POSTED ON JULY 9, 2013
Sometimes, I can’t stand eating fresh pineapples. The fresh pineapples leave a funny prickly taste in the mouth. I later found out that this was due to an enzyme called bromelain reacting with one’s tongue.
Over the years, I found that dipping pineapples in a little cold water mixed with a small amount of rock salt to makes them sweeter. It also lessens the prickly sensation on the tongue.
Our family often juices leftover chilled pineapple slices with oranges. The juice comes out a lovely orange color.
Pineapples and oranges are a great combination as both fruits are rich in vitamin C and mix quite nicely.
Oranges alone have around 35 mg of vitamin C for every 100 grams, while 1 cup pineapples alone is enough to give your body 131.4% of the daily value your body needs. To get the most out of your oranges, never choose oranges with soft spots or mold. Choose oranges that are pesticide free whenever possible.
Oranges that have are smoothly textured , firm, and heavy for their size often have more juice in them. In general, oranges that are smaller and than thinner skin have more juice in them. Oranges unopened and be stored at room temperature or in the refrigerator. They can last 2 weeks and retain their vitamin content level.
Vitamin C found in pineapples and oranges helps neutralize free radicals in your body and. Free radicals cause chronic diseases like cancer or heart disease. Vitamin C also helps your body fight off coughs and colds.
Pineapple contains Manganese, Vitamin b6, Vitamin b1 and Copper.
Our family never buys bottles of fruit juices at home. I find it more cost efficient to just juice fresh fruits and get the benefits of fresh enzymes such as bromelain from pineapples. Enzymes like bromelain help enhance digestion by keeping the digestive tract healthy.

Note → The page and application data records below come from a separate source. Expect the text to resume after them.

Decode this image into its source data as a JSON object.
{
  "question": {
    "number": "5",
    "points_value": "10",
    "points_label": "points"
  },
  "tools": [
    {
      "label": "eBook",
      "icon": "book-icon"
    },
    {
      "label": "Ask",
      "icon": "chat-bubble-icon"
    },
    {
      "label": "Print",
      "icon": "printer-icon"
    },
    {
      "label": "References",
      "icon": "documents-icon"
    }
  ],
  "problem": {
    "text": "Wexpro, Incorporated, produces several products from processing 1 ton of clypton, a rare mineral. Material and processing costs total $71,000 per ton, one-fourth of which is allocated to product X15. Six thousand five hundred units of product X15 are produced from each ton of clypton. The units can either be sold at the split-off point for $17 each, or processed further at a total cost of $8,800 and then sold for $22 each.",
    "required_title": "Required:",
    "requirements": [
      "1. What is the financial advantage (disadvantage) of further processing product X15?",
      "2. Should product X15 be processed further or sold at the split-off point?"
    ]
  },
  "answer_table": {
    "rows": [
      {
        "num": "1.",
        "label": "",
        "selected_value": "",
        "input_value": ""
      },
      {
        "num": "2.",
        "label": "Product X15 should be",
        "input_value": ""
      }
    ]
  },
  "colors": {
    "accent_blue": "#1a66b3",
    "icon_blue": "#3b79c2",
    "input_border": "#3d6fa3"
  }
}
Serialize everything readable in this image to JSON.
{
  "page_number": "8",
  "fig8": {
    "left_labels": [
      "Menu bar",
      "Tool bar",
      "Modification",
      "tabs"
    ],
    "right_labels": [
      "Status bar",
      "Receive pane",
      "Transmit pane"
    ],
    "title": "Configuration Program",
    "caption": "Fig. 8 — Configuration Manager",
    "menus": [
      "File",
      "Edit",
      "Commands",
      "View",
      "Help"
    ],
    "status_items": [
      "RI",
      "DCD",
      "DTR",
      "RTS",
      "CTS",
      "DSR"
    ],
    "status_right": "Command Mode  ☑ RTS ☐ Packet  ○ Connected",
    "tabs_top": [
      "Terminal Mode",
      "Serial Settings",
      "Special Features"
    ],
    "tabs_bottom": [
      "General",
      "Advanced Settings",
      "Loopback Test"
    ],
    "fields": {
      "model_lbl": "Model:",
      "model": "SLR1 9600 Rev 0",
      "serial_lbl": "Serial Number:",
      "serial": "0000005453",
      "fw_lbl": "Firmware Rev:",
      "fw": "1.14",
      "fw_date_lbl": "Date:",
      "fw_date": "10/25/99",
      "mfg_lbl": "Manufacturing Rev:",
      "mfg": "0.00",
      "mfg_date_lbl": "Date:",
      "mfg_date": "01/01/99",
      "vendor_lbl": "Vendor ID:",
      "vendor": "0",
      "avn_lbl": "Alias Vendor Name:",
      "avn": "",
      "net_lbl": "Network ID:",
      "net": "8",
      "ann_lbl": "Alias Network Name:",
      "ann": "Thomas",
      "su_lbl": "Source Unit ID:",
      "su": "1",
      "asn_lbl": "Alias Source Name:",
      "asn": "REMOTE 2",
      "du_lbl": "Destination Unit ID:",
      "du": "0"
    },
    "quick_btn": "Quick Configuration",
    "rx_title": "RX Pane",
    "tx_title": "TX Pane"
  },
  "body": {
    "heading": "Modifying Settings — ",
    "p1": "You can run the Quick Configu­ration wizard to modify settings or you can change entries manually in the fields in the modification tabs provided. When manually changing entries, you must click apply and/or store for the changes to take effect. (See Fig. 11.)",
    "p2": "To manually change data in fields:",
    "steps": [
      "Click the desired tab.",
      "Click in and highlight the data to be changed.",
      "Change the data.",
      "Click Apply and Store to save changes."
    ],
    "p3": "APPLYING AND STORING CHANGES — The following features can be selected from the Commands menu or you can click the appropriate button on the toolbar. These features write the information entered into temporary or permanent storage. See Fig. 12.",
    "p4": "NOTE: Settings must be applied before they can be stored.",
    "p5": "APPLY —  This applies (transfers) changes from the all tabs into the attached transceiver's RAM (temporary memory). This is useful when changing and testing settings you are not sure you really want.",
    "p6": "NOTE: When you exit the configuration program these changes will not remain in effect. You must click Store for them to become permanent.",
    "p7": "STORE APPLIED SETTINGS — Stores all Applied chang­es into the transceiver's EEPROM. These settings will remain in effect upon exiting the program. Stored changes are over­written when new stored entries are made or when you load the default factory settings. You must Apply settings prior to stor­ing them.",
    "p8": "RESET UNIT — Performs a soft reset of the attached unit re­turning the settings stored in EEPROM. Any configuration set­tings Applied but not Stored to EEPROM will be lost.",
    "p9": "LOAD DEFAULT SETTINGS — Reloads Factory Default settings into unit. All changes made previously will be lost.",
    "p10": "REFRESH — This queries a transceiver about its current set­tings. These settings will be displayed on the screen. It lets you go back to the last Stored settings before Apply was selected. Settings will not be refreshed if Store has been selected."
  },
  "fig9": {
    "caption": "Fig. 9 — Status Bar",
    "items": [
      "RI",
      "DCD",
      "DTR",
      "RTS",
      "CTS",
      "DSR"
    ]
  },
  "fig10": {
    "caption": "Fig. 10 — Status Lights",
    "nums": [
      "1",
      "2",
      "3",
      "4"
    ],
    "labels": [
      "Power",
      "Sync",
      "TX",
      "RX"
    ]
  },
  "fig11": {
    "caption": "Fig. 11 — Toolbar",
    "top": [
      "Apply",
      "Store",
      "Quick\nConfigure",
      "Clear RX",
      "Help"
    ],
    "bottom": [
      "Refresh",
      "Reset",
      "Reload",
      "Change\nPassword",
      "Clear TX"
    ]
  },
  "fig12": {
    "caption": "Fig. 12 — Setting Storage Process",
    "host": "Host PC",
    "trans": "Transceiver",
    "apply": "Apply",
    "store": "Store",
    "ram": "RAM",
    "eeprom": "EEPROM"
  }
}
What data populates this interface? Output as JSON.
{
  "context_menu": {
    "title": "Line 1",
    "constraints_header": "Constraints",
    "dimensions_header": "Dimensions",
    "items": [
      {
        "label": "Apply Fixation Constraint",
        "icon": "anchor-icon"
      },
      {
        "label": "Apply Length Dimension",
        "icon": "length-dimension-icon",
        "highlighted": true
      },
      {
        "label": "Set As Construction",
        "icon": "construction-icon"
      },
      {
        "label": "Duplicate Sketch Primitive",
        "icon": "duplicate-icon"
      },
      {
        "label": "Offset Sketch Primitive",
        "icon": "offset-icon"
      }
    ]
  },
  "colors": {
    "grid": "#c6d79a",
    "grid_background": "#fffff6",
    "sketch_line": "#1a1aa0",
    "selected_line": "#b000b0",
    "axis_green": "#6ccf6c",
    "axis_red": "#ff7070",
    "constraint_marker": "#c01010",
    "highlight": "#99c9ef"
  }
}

Interestingly, bromelain also helps suppress cough and colds.
To get the most out of your pineapples, choose pineapples that are heavy in size. They should be free of spots, bruises and darkened eyes. Choose a pineapple with a fragrant smell at the stem end. Avoid pineapples that smell musty, fermented or sour. Cut- up pineapples should be stored in the refrigerator in an airtight container. It can actually retain its nutrients up to 6 days with proper storage according to a study done in the Journal of Food and Agricultural Chemistry.
Interestingly, a study done in University of Innsbruck Austria found that as pineapples and oranges ripen to the point of spoilage, the antioxidant levels actually increase. So, enjoy your fruits when they fully ripen.
The next time you pick up any processed juices at the supermarket aisle that says Vitamin C, think again. Processed juices are pasteurized to kill harmful bacteria. Vitamin C and enzymes are especially sensitive to heat. You’re no longer maximizing the health benefits of natural enzymes and vitamin C – you’re left with a dose of artificially reduced vitamin C or ascorbic acid.